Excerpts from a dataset
========================================

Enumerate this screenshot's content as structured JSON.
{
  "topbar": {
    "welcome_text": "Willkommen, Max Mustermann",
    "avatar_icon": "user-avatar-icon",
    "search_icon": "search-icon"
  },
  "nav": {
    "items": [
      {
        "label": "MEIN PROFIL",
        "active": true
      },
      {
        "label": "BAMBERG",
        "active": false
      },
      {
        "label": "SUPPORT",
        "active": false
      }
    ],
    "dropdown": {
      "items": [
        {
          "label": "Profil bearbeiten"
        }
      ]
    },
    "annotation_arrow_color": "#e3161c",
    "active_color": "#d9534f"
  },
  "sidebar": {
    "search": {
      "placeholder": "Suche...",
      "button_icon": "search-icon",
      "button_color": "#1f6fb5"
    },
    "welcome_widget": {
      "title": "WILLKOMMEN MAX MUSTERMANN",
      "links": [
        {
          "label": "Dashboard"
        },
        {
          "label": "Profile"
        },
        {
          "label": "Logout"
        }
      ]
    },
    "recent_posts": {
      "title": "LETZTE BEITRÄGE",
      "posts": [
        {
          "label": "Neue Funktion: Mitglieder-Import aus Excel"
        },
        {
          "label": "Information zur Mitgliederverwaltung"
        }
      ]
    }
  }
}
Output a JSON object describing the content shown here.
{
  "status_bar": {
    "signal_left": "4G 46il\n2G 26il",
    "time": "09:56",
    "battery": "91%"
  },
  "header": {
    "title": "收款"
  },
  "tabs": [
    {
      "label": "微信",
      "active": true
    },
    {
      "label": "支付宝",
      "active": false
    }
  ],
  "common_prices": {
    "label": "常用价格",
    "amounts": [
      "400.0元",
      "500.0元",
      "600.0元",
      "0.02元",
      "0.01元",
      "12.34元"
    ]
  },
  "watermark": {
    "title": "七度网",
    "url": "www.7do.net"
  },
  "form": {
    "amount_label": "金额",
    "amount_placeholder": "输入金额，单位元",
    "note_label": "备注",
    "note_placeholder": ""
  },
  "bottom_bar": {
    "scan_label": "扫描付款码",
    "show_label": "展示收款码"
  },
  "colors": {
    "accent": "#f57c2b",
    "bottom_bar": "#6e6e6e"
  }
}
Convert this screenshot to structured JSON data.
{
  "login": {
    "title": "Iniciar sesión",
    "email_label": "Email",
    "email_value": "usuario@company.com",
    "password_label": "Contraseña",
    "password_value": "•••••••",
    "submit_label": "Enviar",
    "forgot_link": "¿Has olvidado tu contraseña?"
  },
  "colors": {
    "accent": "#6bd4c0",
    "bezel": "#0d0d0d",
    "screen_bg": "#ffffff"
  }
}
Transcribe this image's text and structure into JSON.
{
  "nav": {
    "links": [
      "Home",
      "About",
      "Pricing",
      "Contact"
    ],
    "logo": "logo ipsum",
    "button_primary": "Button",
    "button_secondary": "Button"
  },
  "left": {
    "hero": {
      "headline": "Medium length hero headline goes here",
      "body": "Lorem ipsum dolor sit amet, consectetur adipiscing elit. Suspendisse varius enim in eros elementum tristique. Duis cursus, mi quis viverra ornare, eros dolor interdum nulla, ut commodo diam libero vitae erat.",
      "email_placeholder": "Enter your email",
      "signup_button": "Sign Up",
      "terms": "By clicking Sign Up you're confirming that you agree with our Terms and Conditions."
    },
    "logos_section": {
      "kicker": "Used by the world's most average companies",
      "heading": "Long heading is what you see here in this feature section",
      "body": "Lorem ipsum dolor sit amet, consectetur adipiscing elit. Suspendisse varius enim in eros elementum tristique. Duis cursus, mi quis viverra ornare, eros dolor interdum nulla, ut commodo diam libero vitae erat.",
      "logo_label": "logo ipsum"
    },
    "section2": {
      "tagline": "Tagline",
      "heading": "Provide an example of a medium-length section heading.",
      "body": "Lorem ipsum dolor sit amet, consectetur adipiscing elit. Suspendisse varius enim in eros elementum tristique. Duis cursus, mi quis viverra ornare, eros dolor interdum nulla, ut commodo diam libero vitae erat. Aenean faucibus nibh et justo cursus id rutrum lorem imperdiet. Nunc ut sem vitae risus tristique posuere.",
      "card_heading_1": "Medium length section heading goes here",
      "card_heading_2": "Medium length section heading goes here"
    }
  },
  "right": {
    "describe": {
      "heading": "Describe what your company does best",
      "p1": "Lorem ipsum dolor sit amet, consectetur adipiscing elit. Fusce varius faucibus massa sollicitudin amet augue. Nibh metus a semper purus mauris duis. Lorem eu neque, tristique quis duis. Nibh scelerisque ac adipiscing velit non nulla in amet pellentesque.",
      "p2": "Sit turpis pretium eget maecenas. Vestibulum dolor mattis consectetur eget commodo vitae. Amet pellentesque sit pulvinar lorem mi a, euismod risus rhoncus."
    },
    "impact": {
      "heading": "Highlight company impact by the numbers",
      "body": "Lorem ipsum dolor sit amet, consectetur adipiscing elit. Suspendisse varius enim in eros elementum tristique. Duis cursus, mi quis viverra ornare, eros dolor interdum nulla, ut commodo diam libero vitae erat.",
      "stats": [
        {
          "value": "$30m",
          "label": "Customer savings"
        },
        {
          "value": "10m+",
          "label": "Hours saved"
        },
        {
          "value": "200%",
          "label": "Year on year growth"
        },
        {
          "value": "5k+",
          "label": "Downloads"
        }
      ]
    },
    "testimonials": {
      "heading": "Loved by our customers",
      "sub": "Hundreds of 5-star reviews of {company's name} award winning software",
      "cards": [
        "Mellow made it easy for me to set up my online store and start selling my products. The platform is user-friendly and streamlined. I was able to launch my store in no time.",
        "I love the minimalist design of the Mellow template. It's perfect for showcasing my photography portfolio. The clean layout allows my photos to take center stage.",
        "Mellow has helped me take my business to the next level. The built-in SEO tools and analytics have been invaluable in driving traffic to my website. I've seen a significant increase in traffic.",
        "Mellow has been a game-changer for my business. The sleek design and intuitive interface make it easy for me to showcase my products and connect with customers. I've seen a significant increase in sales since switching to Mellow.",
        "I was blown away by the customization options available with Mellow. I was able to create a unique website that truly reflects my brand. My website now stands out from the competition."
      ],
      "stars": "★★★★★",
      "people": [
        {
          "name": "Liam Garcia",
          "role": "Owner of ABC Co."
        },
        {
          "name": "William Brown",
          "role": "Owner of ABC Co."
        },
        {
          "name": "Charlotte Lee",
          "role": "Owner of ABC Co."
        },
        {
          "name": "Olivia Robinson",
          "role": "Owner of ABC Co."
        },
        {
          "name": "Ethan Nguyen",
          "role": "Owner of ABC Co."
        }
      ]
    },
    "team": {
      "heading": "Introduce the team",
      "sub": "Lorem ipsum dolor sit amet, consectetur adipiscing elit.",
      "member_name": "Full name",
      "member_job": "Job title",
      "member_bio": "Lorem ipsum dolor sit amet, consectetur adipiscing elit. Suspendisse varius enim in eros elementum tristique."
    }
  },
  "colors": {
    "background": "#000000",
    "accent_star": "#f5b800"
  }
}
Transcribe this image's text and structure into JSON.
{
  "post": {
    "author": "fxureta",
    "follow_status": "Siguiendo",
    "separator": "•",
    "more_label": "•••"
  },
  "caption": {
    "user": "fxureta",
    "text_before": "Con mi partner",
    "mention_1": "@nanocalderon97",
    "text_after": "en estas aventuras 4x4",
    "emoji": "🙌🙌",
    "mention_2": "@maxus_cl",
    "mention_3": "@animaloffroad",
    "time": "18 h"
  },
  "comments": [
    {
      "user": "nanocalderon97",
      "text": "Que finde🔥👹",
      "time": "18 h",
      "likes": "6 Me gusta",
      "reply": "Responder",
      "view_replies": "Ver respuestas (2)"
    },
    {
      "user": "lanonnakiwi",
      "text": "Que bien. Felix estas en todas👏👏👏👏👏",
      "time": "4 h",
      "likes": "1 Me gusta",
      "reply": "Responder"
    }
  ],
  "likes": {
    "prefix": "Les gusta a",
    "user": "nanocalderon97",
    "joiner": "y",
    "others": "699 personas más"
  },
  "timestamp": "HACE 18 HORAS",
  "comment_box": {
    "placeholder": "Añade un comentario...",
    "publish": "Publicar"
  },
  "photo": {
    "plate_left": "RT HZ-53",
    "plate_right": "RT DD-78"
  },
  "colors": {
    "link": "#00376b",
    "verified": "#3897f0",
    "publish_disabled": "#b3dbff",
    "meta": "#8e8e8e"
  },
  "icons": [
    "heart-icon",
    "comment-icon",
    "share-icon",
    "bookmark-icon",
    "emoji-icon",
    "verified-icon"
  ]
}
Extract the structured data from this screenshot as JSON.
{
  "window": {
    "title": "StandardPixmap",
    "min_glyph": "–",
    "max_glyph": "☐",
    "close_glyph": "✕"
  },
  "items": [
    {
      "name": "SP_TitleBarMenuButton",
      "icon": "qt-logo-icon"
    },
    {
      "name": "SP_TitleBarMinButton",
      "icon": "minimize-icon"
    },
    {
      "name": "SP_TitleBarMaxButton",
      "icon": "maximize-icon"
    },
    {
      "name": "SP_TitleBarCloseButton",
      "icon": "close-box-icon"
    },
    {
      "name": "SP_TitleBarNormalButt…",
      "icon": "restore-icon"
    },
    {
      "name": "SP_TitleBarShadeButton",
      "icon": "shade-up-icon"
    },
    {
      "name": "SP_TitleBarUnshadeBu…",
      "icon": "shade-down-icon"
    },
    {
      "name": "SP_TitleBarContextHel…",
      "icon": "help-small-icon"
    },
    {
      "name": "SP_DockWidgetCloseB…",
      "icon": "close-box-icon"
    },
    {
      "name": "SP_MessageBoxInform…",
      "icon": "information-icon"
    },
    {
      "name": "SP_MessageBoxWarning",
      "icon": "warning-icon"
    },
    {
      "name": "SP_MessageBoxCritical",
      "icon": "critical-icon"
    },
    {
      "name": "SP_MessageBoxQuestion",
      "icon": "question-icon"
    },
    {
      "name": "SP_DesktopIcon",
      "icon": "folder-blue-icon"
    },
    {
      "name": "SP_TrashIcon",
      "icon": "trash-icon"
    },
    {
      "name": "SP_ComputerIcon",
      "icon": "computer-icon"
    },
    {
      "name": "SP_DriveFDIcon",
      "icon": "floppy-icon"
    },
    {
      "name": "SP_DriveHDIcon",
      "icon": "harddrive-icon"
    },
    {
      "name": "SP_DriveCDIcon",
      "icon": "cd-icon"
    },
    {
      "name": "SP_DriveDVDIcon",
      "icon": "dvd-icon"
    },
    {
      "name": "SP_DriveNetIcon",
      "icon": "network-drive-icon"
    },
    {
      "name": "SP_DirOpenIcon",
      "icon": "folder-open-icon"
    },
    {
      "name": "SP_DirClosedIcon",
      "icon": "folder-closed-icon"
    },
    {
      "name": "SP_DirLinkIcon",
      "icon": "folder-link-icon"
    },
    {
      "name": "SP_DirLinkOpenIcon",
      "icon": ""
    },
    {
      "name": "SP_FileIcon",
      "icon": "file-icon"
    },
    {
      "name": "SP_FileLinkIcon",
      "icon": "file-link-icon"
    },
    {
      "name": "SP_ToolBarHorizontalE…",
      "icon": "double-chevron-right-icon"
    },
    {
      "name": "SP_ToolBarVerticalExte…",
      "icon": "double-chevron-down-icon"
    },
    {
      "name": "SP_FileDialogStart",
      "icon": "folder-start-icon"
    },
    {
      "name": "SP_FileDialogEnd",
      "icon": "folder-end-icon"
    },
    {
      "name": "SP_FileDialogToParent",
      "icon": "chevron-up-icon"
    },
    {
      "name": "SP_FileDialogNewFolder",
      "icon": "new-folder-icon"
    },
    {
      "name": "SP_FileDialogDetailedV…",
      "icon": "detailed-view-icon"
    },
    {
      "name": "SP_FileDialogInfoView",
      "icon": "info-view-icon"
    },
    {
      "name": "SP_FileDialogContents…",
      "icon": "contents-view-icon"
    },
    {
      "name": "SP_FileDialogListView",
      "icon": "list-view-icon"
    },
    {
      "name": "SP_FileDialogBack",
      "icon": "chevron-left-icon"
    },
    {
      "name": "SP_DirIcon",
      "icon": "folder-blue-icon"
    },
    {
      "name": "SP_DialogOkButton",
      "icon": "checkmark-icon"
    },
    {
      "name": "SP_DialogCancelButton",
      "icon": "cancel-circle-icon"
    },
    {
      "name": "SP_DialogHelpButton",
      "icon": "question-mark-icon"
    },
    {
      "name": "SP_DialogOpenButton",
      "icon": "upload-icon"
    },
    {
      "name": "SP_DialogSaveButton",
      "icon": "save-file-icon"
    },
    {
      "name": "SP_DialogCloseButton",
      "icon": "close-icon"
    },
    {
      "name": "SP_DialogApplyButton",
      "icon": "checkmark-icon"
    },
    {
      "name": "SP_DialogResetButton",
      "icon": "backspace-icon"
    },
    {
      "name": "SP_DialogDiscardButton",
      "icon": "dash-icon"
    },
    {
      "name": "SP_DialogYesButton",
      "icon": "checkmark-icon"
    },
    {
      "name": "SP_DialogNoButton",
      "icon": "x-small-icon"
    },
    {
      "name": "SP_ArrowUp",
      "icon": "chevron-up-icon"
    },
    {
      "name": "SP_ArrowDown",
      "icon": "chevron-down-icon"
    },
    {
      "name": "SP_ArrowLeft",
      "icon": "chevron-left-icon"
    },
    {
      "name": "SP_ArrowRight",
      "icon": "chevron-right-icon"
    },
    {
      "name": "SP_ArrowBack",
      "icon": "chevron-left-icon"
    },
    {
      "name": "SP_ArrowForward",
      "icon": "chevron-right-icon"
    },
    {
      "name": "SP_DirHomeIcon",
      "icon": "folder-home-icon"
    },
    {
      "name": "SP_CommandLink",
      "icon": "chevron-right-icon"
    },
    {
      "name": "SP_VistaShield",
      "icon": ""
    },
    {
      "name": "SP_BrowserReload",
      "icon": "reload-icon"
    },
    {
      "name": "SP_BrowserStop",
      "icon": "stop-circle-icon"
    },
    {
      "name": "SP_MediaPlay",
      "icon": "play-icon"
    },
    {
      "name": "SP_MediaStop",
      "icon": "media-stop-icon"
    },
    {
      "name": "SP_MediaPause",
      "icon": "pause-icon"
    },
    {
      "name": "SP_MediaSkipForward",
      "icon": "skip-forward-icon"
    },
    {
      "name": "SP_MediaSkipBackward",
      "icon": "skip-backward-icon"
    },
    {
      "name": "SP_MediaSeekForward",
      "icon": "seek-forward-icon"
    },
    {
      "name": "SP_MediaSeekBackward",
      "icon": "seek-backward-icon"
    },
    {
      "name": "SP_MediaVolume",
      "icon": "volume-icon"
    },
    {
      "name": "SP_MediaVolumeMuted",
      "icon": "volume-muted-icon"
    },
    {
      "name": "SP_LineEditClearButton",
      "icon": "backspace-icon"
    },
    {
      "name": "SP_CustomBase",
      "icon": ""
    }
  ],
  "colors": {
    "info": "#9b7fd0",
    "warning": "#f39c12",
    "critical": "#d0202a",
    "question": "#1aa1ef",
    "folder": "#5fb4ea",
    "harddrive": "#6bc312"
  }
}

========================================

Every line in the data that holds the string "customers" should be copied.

» THE COMPLETED TASK:
      "heading": "Loved by our customers",
        "Mellow has been a game-changer for my business. The sleek design and intuitive interface make it easy for me to showcase my products and connect with customers. I've seen a significant increase in sales since switching to Mellow.",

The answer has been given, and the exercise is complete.